> [Task directions]:
Work out the number of lines that hold "icon" in the listing, and give that number with no other text.

> [Dataset]:
################
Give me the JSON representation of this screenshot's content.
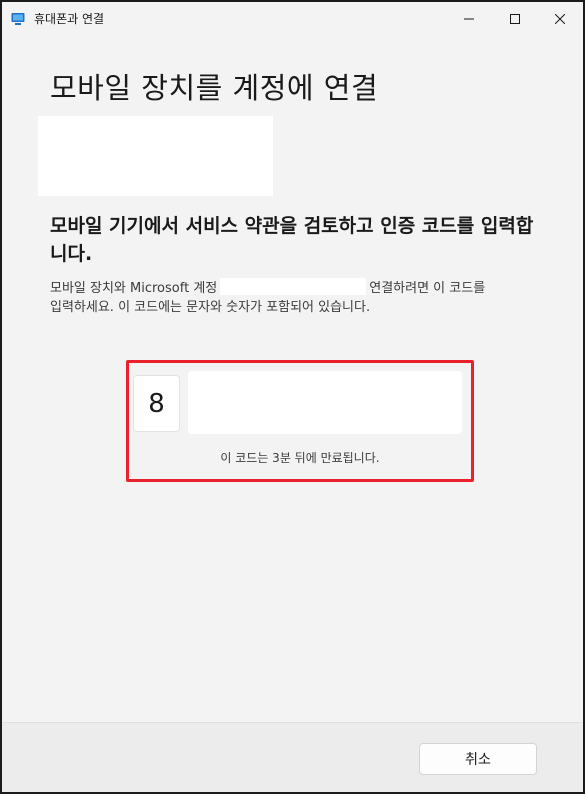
{
  "window": {
    "title": "휴대폰과 연결",
    "icon": "phone-link-app-icon",
    "controls": [
      "minimize-icon",
      "maximize-icon",
      "close-icon"
    ]
  },
  "main": {
    "title": "모바일 장치를 계정에 연결",
    "subheading": "모바일 기기에서 서비스 약관을 검토하고 인증 코드를 입력합니다.",
    "description_line1_a": "모바일 장치와 Microsoft 계정",
    "description_line1_b": "연결하려면 이 코드를",
    "description_line2": "입력하세요. 이 코드에는 문자와 숫자가 포함되어 있습니다."
  },
  "code": {
    "first_char": "8",
    "expire_text": "이 코드는 3분 뒤에 만료됩니다.",
    "highlight_color": "#e8212a"
  },
  "footer": {
    "cancel_label": "취소"
  }
}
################
> [Solution]:
4